How the King of Elfhame Learned to Hate Stories is the latest addition to The Folk of the Air trilogy by Holly Black. This novella provides more insight into how and why Cardan wears his cruel facade. This novella is a series of interconnected stories that tell the tale of Cardan’s life, past, present, and future. My favorite parts of this book were the retellings of events that happened in The Folk of the Air trilogy told from Cardan’s perspective. Additionally, I loved the illustrations.
Reviews by Tag: fairies
The Lost Sisters is a novella in Holly Black’s The Folk of the Air trilogy. Set after The Cruel Prince, this novella is a kind of letter from Taryn to Jude quasi-apologizing for and explaining how Taryn fell for Locke. While I assume Black wrote this novella to garner some understanding for Taryn’s actions, Taryn’s attempts at justification only made me like her less.
The final novel in Holly Black’s, The Folk of the Air trilogy, The Queen of Nothing, is fast-paced and unexpected.
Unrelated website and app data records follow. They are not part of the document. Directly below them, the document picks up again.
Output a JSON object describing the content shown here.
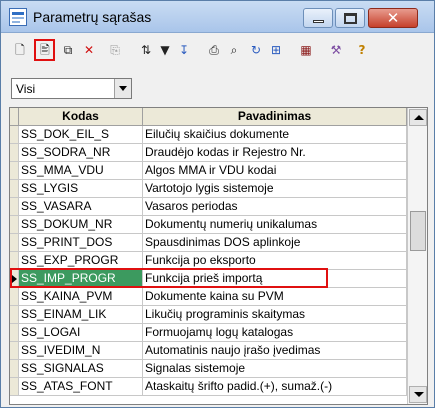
{
  "window": {
    "title": "Parametrų sąrašas",
    "controls": {
      "minimize": "—",
      "maximize": "□",
      "close": "✕"
    }
  },
  "toolbar": {
    "buttons": [
      {
        "icon": "new-record-icon",
        "glyph": "🗋"
      },
      {
        "icon": "edit-record-icon",
        "glyph": "🖹",
        "highlighted": true
      },
      {
        "icon": "copy-record-icon",
        "glyph": "⧉"
      },
      {
        "icon": "delete-icon",
        "glyph": "✕"
      },
      {
        "icon": "paste-icon",
        "glyph": "⎘"
      },
      {
        "icon": "sort-icon",
        "glyph": "⇅"
      },
      {
        "icon": "filter-icon",
        "glyph": "▼"
      },
      {
        "icon": "sort-az-icon",
        "glyph": "↧"
      },
      {
        "icon": "print-icon",
        "glyph": "⎙"
      },
      {
        "icon": "find-icon",
        "glyph": "⌕"
      },
      {
        "icon": "refresh-icon",
        "glyph": "↻"
      },
      {
        "icon": "tree-icon",
        "glyph": "⊞"
      },
      {
        "icon": "grid-icon",
        "glyph": "▦"
      },
      {
        "icon": "tools-icon",
        "glyph": "⚒"
      },
      {
        "icon": "help-icon",
        "glyph": "?"
      }
    ],
    "accent": "#e01010"
  },
  "filter": {
    "selected": "Visi"
  },
  "table": {
    "columns": [
      "Kodas",
      "Pavadinimas"
    ],
    "rows": [
      [
        "SS_DOK_EIL_S",
        "Eilučių skaičius dokumente"
      ],
      [
        "SS_SODRA_NR",
        "Draudėjo kodas ir Rejestro Nr."
      ],
      [
        "SS_MMA_VDU",
        "Algos MMA ir VDU kodai"
      ],
      [
        "SS_LYGIS",
        "Vartotojo lygis sistemoje"
      ],
      [
        "SS_VASARA",
        "Vasaros periodas"
      ],
      [
        "SS_DOKUM_NR",
        "Dokumentų numerių unikalumas"
      ],
      [
        "SS_PRINT_DOS",
        "Spausdinimas DOS aplinkoje"
      ],
      [
        "SS_EXP_PROGR",
        "Funkcija po eksporto"
      ],
      [
        "SS_IMP_PROGR",
        "Funkcija prieš importą"
      ],
      [
        "SS_KAINA_PVM",
        "Dokumente kaina su PVM"
      ],
      [
        "SS_EINAM_LIK",
        "Likučių programinis skaitymas"
      ],
      [
        "SS_LOGAI",
        "Formuojamų logų katalogas"
      ],
      [
        "SS_IVEDIM_N",
        "Automatinis naujo įrašo įvedimas"
      ],
      [
        "SS_SIGNALAS",
        "Signalas sistemoje"
      ],
      [
        "SS_ATAS_FONT",
        "Ataskaitų šrifto padid.(+), sumaž.(-)"
      ]
    ],
    "selected_index": 8,
    "selected_color": "#3c9a5f"
  }
}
Jude, the Queen of Faerie, has been exiled, but she must risk everything and return to the Faerie Court to save her sister. Elfhame is different, stuck deep within a brewing war, and crossing over from the mortal world will trap Jude in a world of sensitive politics. The ending of this book felt rushed and somewhat incomplete, but the rest of the novel was fantastic.
The Wicked King by Holly Black is the second novel in her The Folk of the Air trilogy. This novel was way better than its predecessor. After Jude tricks him, Cardan is the new High King of Elfhame, and he must listen to all of Jude’s commands. This book is filled with twists and turns; even the last page is a heart wrenching cliffhanger. I loved the display of power dynamics in this book. Jude should have had all the power, but Cardan and other nobles could still get things over her.
The Cruel Prince by Holly Black is one of my all-time favorites. Jude Duarte and her siblings were stolen by her mother’s ex-husband, after he murdered her parents. Being brought to Faerie land, she learns to adapt to her life despite how unfair it is to humans. Cardan Greenbriar, her furious classmate and faerie prince, sets out to destroy her dreams of knighthood. Jude Duarte soon gets wrapped into the political intrigue of the court and discovers something better and more dangerous than becoming a knight.
How the King of Elfhame Learned to Hate Stories is a companion book to Holly Black’s Folk of the Air series, this time following High King Cardan, one of the series’ more compelling characters.
Evie’s life may not be normal, but she likes to think it is, even if she works for the International Paranormal Containment Agency, her former boyfriend is a faerie, she can’t help but fall for an incarcerated shape-shifter, and she is the only one who can see through the glamours worn by paranormals. But when she learns that she is at the heart of an age-old prophecy that foretells the destruction of all paranormal creatures, she realizes her life may not be what she thought it was. So much for normal.
Hazel lives with her brother, Ben, in the strange town of Fairfold where humans and fae exist side by side. The faeries’ seemingly harmless magic attracts tourists, but Hazel knows how dangerous they can be, and she knows how to stop them. Or she did, once.
At the center of it all, there is a glass coffin in the woods. It rests right on the ground and in it sleeps a boy with horns on his head and ears as pointed as knives. Hazel and Ben were both in love with him as children. The boy has slept there for generations, never waking.
Until one day, he does…
When Kit is mistaken for an infamous highwayman who happens to be his master, he is catapulted into a world of magic and wonders. Bound by magical law, he must complete his former master’s quest to rescue a fairy princess from an arranged marriage. His task is not easy, he must contend with the feisty princess, attacks by goblings, and a map that shows his destiny as a man hanged on the gallows.
Hazel lives in an out-of-the-way town where faeries are real. The locals know enough lore to stay safe and be respectful, so for the most part the magical creatures leave them alone. Not so much with the tourists, who come because of the stories and to see the horned boy who has been sleeping, unchanged, in a glass coffin in the forest for generations and who sometimes end up dead.